A Life in Film is a project where I’m writing about a movie from every year I’ve been alive.
1977: YOU DON’T HAVE TO BE GREAT TO BE AWESOME
SMOKEY AND THE BANDIT (dir. Hal Needham)
Look, I’m not about to claim the Smokey and the Bandit is a great movie. It’s not. But it’s an awesome movie, and that’s nothing to sneeze at.
Admittedly, “awesome” is a pretty subjective characterization, and in this case the case for awesomeness is helped a lot if you happened to be a little kid with access to cable television in the late 1970s and early 80s. And, well, guilty as charged. Bandit’s a very visceral, kinetic movie, all cool cars doing cool things and the triumvirate of Burt Reynolds, Sally Field, and Jerry Reed* radiating charisma; you can see why kids (and the general public) loved it. It’s a sort of golden retriever, all charismatic good cheer with no gravitas and no need for any.
*My only casting beef with this movie is that I don’t think much of what Jackie Gleason does is funny, although that’s OK because he’s the antagonist and he works fine in that role.

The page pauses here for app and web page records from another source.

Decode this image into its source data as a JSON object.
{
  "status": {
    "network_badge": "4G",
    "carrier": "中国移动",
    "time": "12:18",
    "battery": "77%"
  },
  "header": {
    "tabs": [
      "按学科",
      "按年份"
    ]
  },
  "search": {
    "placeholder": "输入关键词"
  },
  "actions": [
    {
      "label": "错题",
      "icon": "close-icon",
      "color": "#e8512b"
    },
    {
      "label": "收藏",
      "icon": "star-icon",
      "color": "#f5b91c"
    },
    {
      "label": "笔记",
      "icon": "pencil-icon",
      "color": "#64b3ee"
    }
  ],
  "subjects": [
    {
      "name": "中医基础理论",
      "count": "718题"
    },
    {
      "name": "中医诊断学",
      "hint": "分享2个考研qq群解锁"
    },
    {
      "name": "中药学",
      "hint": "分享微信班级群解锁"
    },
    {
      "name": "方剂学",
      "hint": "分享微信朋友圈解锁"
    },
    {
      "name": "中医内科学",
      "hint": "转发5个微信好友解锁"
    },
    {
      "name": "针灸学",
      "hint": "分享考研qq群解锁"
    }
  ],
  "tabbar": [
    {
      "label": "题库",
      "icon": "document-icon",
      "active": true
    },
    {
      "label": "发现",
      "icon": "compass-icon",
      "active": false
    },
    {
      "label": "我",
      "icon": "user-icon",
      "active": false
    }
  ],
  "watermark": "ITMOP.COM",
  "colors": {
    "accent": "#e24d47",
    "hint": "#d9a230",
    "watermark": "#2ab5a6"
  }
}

I know most people don’t agree with me on this, but on the other hand I’m not entirely alone; a friend of mine mentions that he always found Gleason actively terrifying in the role.
It’s a movie made by a stuntman, and it shows, and I think that both explains the movie’s limitations and its strengths. Hal Needham was a longtime stuntman who’d worked his way up to working behind the camera. The story I’ve always heard—and I’ve both never seen it refuted and actively choose to believe it because it’s so endearing—is that Needham consciously wanted to make a movie that was fun an exciting but completely free of violence.* ** So he set to writing Smokey and the Bandit longhand on a set of legal pads, and the whole endeavor got some legs underneath it once Needham’s pal Burt Reynolds, who was one of the biggest stars in the world then, got attached.

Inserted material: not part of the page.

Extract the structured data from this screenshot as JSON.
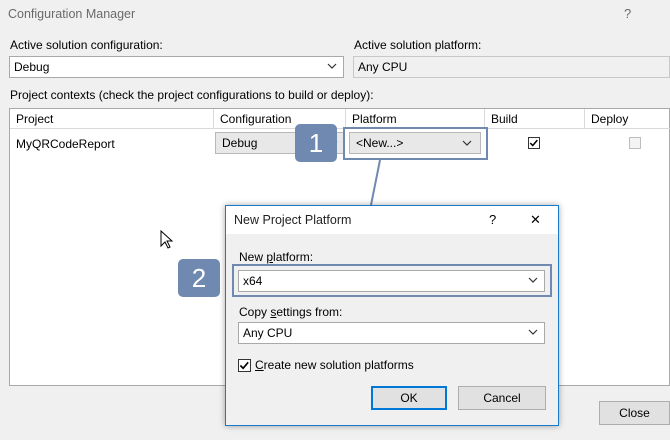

*A similar frame of mind, I’m told, went into the creation of Star Trek IV: The Voyage Home, with even happier results. I wish more filmmakers would think this way.

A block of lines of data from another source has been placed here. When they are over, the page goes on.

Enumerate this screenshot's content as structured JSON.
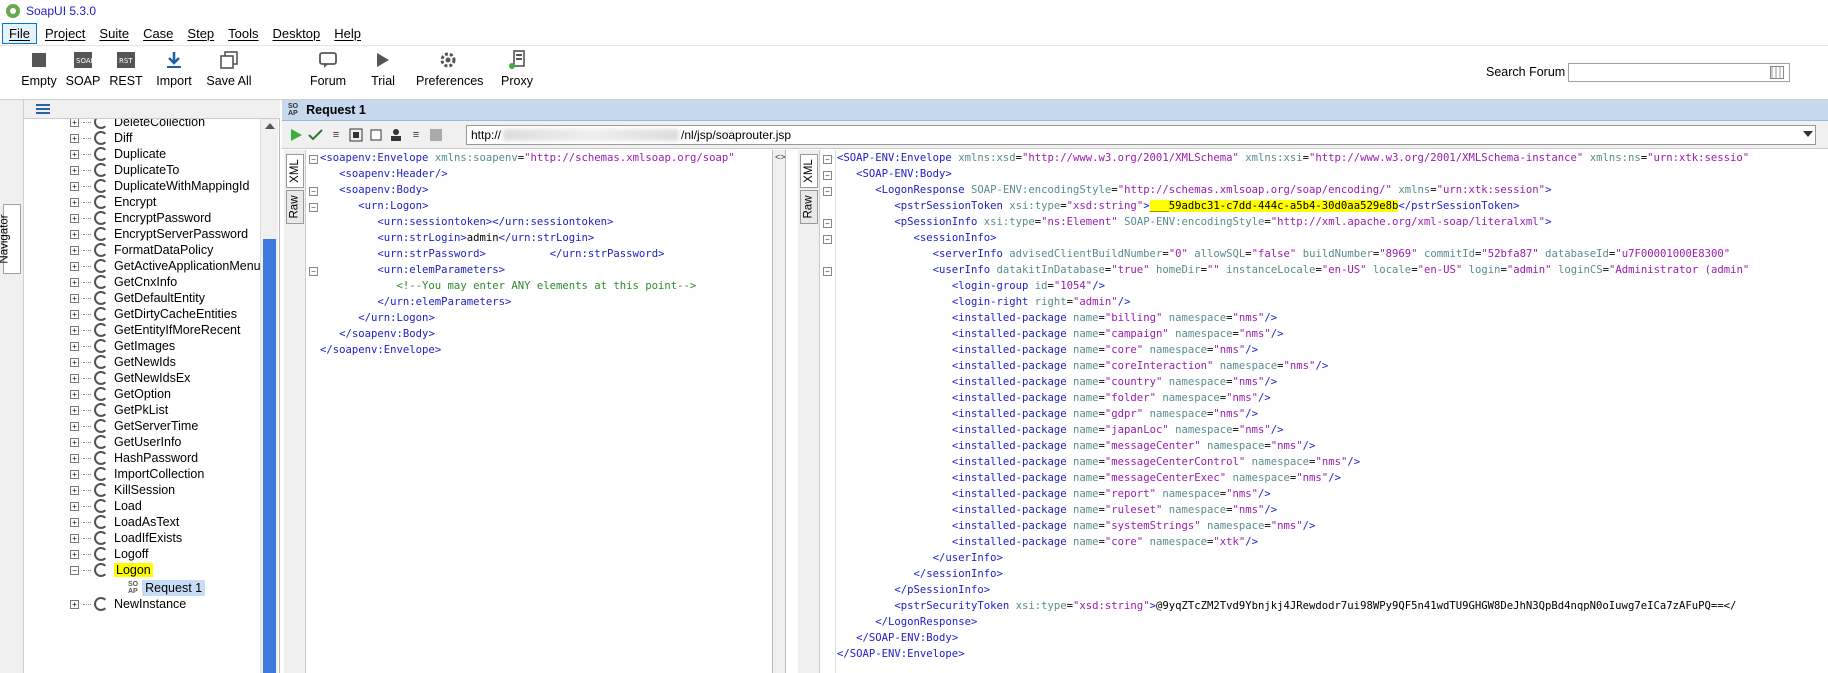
{
  "window": {
    "title": "SoapUI 5.3.0"
  },
  "menu": [
    "File",
    "Project",
    "Suite",
    "Case",
    "Step",
    "Tools",
    "Desktop",
    "Help"
  ],
  "toolbar": {
    "empty": "Empty",
    "soap": "SOAP",
    "rest": "REST",
    "import": "Import",
    "saveall": "Save All",
    "forum": "Forum",
    "trial": "Trial",
    "preferences": "Preferences",
    "proxy": "Proxy"
  },
  "search": {
    "label": "Search Forum",
    "value": ""
  },
  "navigator": {
    "tab": "Navigator"
  },
  "tree": {
    "items": [
      "DeleteCollection",
      "Diff",
      "Duplicate",
      "DuplicateTo",
      "DuplicateWithMappingId",
      "Encrypt",
      "EncryptPassword",
      "EncryptServerPassword",
      "FormatDataPolicy",
      "GetActiveApplicationMenus",
      "GetCnxInfo",
      "GetDefaultEntity",
      "GetDirtyCacheEntities",
      "GetEntityIfMoreRecent",
      "GetImages",
      "GetNewIds",
      "GetNewIdsEx",
      "GetOption",
      "GetPkList",
      "GetServerTime",
      "GetUserInfo",
      "HashPassword",
      "ImportCollection",
      "KillSession",
      "Load",
      "LoadAsText",
      "LoadIfExists",
      "Logoff",
      "Logon",
      "NewInstance"
    ],
    "selected": "Logon",
    "subitem": "Request 1"
  },
  "request": {
    "title": "Request 1",
    "url_prefix": "http://",
    "url_suffix": "/nl/jsp/soaprouter.jsp",
    "left_tabs": [
      "XML",
      "Raw"
    ],
    "right_tabs": [
      "XML",
      "Raw"
    ]
  },
  "request_xml": [
    "<soapenv:Envelope xmlns:soapenv=\"http://schemas.xmlsoap.org/soap",
    "   <soapenv:Header/>",
    "   <soapenv:Body>",
    "      <urn:Logon>",
    "         <urn:sessiontoken></urn:sessiontoken>",
    "         <urn:strLogin>admin</urn:strLogin>",
    "         <urn:strPassword>          </urn:strPassword>",
    "         <urn:elemParameters>",
    "            <!--You may enter ANY elements at this point-->",
    "         </urn:elemParameters>",
    "      </urn:Logon>",
    "   </soapenv:Body>",
    "</soapenv:Envelope>"
  ],
  "response_xml": [
    "<SOAP-ENV:Envelope xmlns:xsd=\"http://www.w3.org/2001/XMLSchema\" xmlns:xsi=\"http://www.w3.org/2001/XMLSchema-instance\" xmlns:ns=\"urn:xtk:sessio",
    "   <SOAP-ENV:Body>",
    "      <LogonResponse SOAP-ENV:encodingStyle=\"http://schemas.xmlsoap.org/soap/encoding/\" xmlns=\"urn:xtk:session\">",
    "         <pstrSessionToken xsi:type=\"xsd:string\">___59adbc31-c7dd-444c-a5b4-30d0aa529e8b</pstrSessionToken>",
    "         <pSessionInfo xsi:type=\"ns:Element\" SOAP-ENV:encodingStyle=\"http://xml.apache.org/xml-soap/literalxml\">",
    "            <sessionInfo>",
    "               <serverInfo advisedClientBuildNumber=\"0\" allowSQL=\"false\" buildNumber=\"8969\" commitId=\"52bfa87\" databaseId=\"u7F00001000E8300\"",
    "               <userInfo datakitInDatabase=\"true\" homeDir=\"\" instanceLocale=\"en-US\" locale=\"en-US\" login=\"admin\" loginCS=\"Administrator (admin",
    "                  <login-group id=\"1054\"/>",
    "                  <login-right right=\"admin\"/>",
    "                  <installed-package name=\"billing\" namespace=\"nms\"/>",
    "                  <installed-package name=\"campaign\" namespace=\"nms\"/>",
    "                  <installed-package name=\"core\" namespace=\"nms\"/>",
    "                  <installed-package name=\"coreInteraction\" namespace=\"nms\"/>",
    "                  <installed-package name=\"country\" namespace=\"nms\"/>",
    "                  <installed-package name=\"folder\" namespace=\"nms\"/>",
    "                  <installed-package name=\"gdpr\" namespace=\"nms\"/>",
    "                  <installed-package name=\"japanLoc\" namespace=\"nms\"/>",
    "                  <installed-package name=\"messageCenter\" namespace=\"nms\"/>",
    "                  <installed-package name=\"messageCenterControl\" namespace=\"nms\"/>",
    "                  <installed-package name=\"messageCenterExec\" namespace=\"nms\"/>",
    "                  <installed-package name=\"report\" namespace=\"nms\"/>",
    "                  <installed-package name=\"ruleset\" namespace=\"nms\"/>",
    "                  <installed-package name=\"systemStrings\" namespace=\"nms\"/>",
    "                  <installed-package name=\"core\" namespace=\"xtk\"/>",
    "               </userInfo>",
    "            </sessionInfo>",
    "         </pSessionInfo>",
    "         <pstrSecurityToken xsi:type=\"xsd:string\">@9yqZTcZM2Tvd9Ybnjkj4JRewdodr7ui98WPy9QF5n41wdTU9GHGW8DeJhN3QpBd4nqpN0oIuwg7eICa7zAFuPQ==</",
    "      </LogonResponse>",
    "   </SOAP-ENV:Body>",
    "</SOAP-ENV:Envelope>"
  ],
  "colors": {
    "tag": "#2020c8",
    "attr": "#5a8c8c",
    "value": "#9b1bb0",
    "comment": "#2d8a2d",
    "highlight": "#ffff00",
    "selection": "#c7dcf5"
  }
}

**Someone online pointed out that the film’s not completely violence-free, since Jerry Reed’s Snowman does get beaten up; I think the contradiction here is really just bad wording on my part. I think what Needham was really looking to avoid was gun violence. Still, point taken.
Reynolds reportedly told Needham that this was one of the worst screenplays he’d ever seen, but liked the concept and wanted to make it anyway. The film as shot was largely improvised and rewritten on the fly, with Needham’s stuntman instincts guiding things. And while this could be a recipe for disaster, in this case it worked brilliantly. Former stuntmen might not be great at writing dialog that resounds through the ages (or rising above the not-super-enlightened vibes of the time), but that’s a great background for knowing what’s going to look cool and exciting on a big screen.
(and OK, quick aside: this being the late 70s, yes, there are confederate flags all over the place, and yes, that sucks. I understand if that’s disqualifying for people. A lot of conversation that we take for granted on the matter hadn’t happened yet–although they should have–and it was just a thing in the late 70s to have confederate flags around in a way that seems alien and fucked-up now. I’ve always loved that Tom Petty, for instance, at least had the decency to later say that he felt terrible in retrospect for going along with the general “I’m into the Confederate flag because it shows I’m a rebel!” vibe of the time.)
Bandit has a bunch of other elements working in its favor. Needham’s original dialog might’ve been bad, but the overall concept of basing the whole story on a bet to move Coors beer across state lines is brilliant in the way it establishes clear stakes but makes them so absurd that you immediately feel like you’re watching a live-action cartoon. The casting, as mentioned before, is excellent; I don’t know that Burt Reynolds was the coolest guy off the screen, but the guy’s charisma was rated in megawatts and neither of his costars was a slouch in that department, either.
And then one of those costars happened to be a world-class musician whose sensibilities lined up perfectly with the project at hand. I mentioned previously that Star Wars wouldn’t have become what it was without the lift provided by John Williams’ score; I submit that the same thing is true for Smokey and the Bandit and Jerry Reed’s music for the movie. “East Bound and Down” is a just about perfect country song, and its longevity as a favorite is inextricably tied into Smokey’s own longevity.
All of this combines into a lightning-in-a-bottle situation that was both undeniable and unrepeatable. A series of sequels and knockoffs tried to replicate it for ten years, never coming close. Arguably, the Fast and Furious franchise exists in Smokey’s shadow, and maybe gets close to recreating some of it. George Miller’s Mad Max movies are very different (and more artistically elevated), but share with Smokey the trait of being kinetically exciting thrillers based on cool cars doing cool shit.
As I’ve gotten older, I’ve drifted away from the Grand Theft Auto games that I loved when I was younger (one of my bands even wrote and recorded a song about Vice City). But if Rockstar Games ever decides to make a GTA iteration set in the American south in the late 70s, I will knock people over to buy a console to play that fucker.